§ **ASSIGNED TASK**:
Bring together every line in the data that includes "Modifier".

(Records drawn from a dataset)

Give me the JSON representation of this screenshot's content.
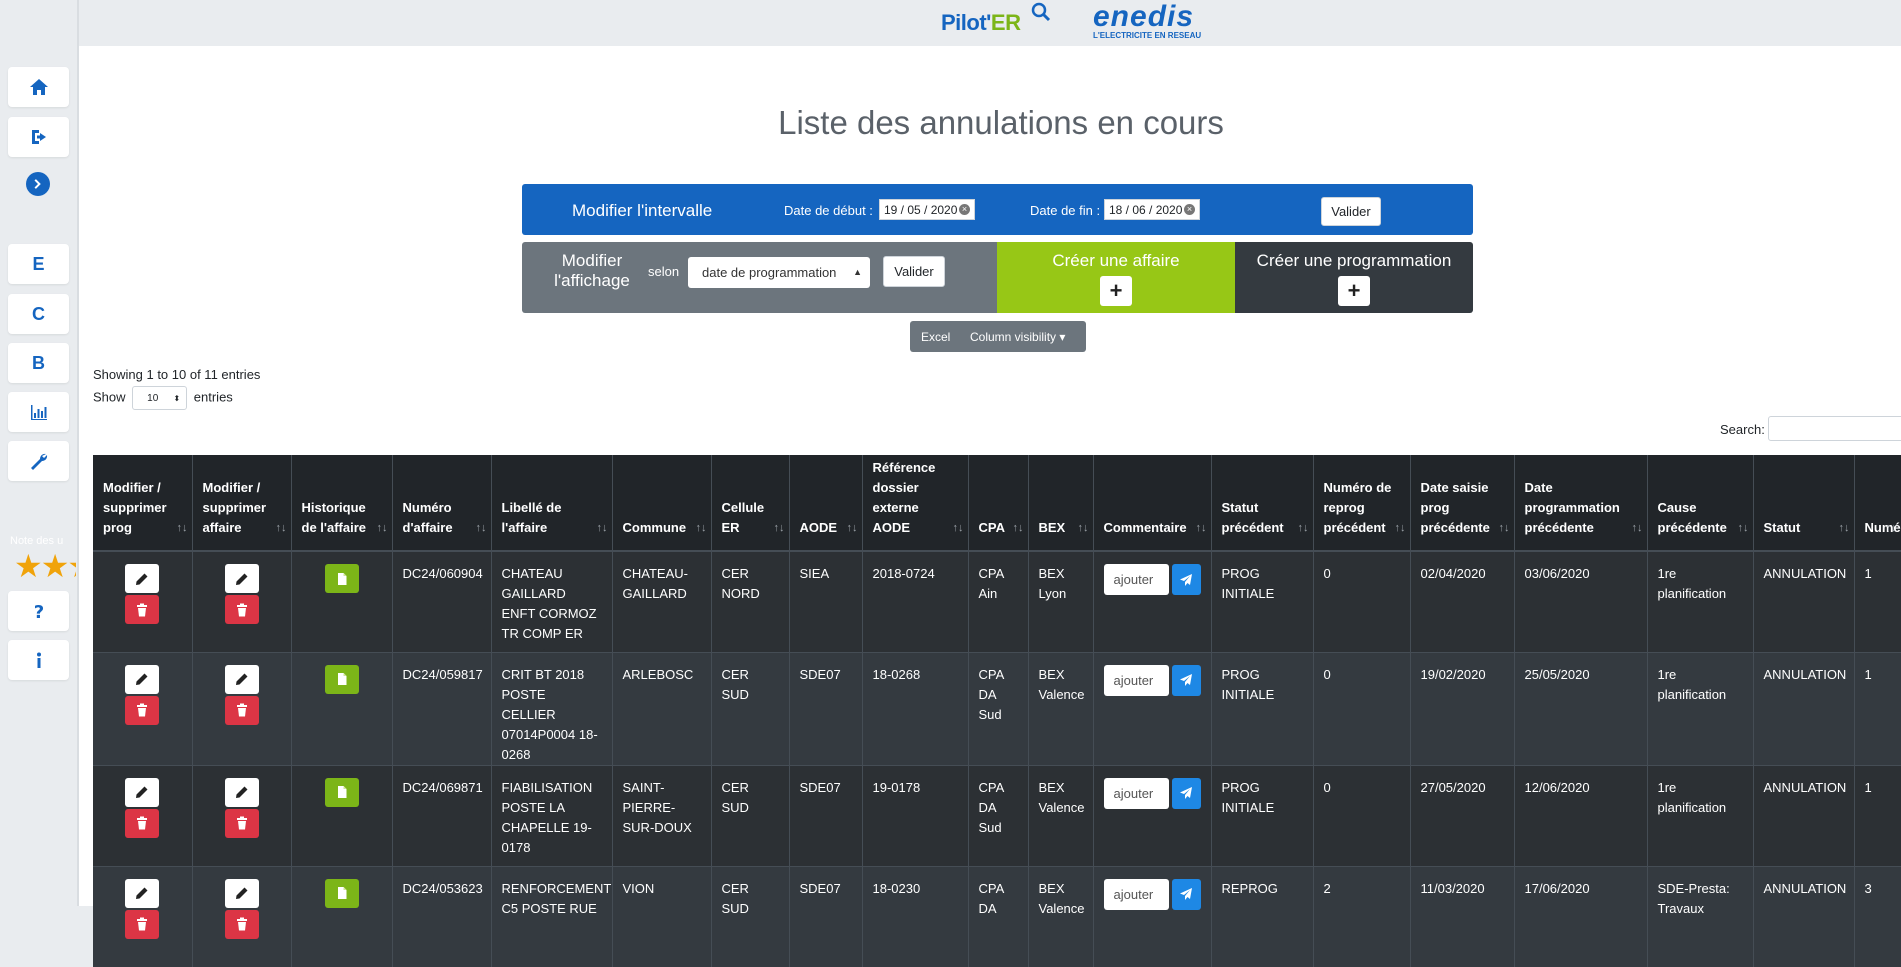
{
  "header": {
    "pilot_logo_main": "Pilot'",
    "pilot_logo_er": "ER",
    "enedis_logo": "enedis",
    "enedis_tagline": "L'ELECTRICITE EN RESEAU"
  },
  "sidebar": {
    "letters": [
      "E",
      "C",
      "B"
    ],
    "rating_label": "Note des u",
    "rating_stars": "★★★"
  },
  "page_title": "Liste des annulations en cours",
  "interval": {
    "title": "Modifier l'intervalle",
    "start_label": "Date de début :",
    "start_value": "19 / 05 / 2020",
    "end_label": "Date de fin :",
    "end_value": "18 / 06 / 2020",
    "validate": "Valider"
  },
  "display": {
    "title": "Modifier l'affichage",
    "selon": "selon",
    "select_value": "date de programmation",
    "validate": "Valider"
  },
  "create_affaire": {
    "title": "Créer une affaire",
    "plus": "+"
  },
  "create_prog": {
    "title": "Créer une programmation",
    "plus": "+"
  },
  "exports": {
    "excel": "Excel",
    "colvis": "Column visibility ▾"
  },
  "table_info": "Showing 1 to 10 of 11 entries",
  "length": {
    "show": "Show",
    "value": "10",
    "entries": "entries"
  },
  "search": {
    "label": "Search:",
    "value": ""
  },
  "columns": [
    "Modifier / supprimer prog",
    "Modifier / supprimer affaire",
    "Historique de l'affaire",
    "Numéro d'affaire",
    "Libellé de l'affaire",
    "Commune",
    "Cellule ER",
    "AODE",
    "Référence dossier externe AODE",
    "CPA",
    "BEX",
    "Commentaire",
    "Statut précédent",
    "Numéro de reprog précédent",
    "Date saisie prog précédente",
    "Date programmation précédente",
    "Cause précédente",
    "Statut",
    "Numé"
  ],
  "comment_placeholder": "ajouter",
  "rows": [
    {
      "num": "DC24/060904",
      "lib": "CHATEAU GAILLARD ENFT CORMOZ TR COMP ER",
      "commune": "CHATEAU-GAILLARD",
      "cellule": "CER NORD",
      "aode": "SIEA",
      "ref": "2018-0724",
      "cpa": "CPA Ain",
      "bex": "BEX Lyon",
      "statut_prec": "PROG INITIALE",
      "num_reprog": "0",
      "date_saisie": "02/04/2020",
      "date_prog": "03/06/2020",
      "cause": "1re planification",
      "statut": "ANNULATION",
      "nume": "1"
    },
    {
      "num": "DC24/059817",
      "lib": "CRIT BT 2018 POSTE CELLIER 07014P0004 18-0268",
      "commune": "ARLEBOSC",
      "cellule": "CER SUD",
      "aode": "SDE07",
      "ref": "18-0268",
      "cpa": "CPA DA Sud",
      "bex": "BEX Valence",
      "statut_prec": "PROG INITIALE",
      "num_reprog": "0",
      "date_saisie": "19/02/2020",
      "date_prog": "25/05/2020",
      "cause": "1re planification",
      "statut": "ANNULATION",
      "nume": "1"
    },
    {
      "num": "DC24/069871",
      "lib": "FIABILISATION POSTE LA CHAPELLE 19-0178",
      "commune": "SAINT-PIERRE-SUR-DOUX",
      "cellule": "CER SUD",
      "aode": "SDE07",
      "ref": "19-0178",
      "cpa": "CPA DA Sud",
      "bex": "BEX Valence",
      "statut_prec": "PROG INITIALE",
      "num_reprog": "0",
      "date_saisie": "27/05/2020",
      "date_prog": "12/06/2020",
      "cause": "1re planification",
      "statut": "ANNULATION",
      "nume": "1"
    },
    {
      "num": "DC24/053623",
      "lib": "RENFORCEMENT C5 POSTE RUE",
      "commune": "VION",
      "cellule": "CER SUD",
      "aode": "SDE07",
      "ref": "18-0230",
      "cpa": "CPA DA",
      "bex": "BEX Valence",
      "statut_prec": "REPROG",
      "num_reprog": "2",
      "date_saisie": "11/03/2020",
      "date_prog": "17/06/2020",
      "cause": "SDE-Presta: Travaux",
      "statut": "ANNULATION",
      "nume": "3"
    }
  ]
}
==
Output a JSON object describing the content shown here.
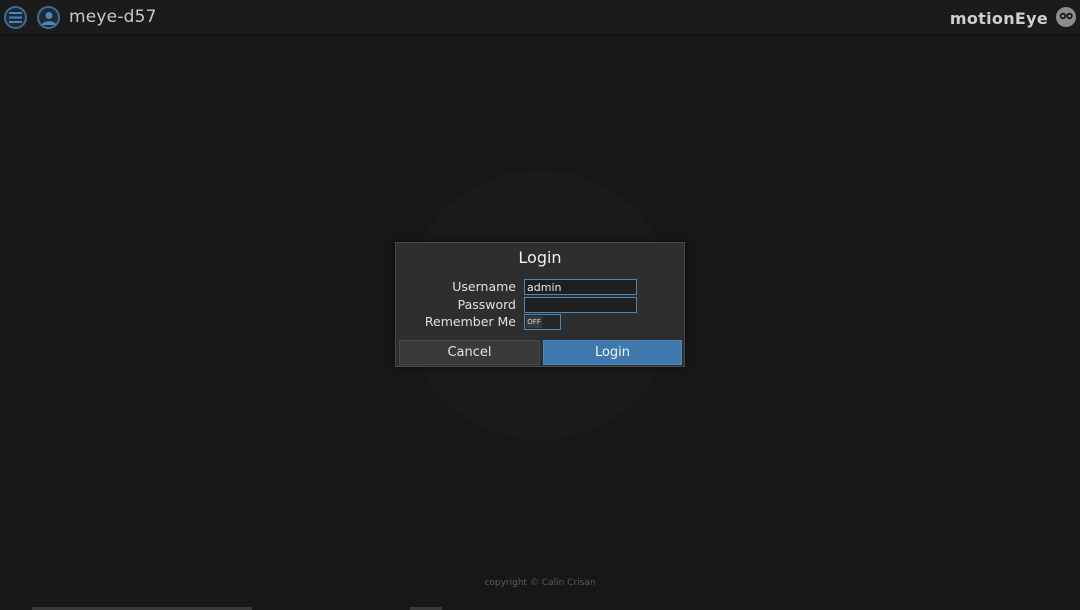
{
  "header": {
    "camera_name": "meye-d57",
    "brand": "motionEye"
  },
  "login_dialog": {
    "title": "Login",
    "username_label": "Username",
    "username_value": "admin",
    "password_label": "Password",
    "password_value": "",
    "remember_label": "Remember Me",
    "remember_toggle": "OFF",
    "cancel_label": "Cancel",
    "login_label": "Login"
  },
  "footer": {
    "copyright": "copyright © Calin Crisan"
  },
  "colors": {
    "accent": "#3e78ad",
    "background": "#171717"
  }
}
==
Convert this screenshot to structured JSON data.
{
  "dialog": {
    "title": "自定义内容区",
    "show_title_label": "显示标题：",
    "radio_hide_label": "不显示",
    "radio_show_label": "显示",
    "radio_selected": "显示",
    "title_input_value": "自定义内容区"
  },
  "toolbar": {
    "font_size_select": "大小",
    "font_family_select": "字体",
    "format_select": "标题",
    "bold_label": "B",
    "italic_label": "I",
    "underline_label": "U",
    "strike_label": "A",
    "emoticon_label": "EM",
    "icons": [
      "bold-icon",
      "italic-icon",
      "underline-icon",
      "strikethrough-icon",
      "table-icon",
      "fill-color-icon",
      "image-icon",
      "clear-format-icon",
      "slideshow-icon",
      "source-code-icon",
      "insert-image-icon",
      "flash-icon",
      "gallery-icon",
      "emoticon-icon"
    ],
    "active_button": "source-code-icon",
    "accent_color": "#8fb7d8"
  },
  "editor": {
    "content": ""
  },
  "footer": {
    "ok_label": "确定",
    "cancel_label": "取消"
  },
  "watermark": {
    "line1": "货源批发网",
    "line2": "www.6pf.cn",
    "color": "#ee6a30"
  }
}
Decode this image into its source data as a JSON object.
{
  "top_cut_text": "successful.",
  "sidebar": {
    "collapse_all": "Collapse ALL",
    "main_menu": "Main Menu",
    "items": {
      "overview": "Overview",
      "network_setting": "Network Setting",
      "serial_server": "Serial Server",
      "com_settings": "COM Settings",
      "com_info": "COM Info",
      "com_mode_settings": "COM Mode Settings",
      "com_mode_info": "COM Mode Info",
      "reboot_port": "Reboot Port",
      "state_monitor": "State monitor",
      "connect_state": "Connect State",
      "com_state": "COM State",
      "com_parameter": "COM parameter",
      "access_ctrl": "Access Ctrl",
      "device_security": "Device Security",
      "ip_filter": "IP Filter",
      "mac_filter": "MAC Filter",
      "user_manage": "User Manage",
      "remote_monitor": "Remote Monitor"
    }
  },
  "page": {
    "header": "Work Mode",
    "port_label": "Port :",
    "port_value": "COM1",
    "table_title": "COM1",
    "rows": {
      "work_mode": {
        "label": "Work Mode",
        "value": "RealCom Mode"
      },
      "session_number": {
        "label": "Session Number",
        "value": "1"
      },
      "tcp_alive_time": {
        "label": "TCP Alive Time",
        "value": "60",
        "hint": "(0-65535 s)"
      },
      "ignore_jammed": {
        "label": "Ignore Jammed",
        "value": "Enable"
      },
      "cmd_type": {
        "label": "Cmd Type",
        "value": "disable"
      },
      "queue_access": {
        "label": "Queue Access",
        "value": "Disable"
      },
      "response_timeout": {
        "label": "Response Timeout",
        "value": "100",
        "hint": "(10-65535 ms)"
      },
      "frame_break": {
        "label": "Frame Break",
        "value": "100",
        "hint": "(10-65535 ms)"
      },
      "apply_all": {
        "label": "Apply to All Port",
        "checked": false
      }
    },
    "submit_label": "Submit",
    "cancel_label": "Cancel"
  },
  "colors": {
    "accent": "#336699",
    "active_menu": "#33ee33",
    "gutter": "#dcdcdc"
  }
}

§ **ANSWER AREA**:
    "title": "Modifier l'intervalle",
    "title": "Modifier l'affichage",
    "Modifier / supprimer prog",
    "Modifier / supprimer affaire",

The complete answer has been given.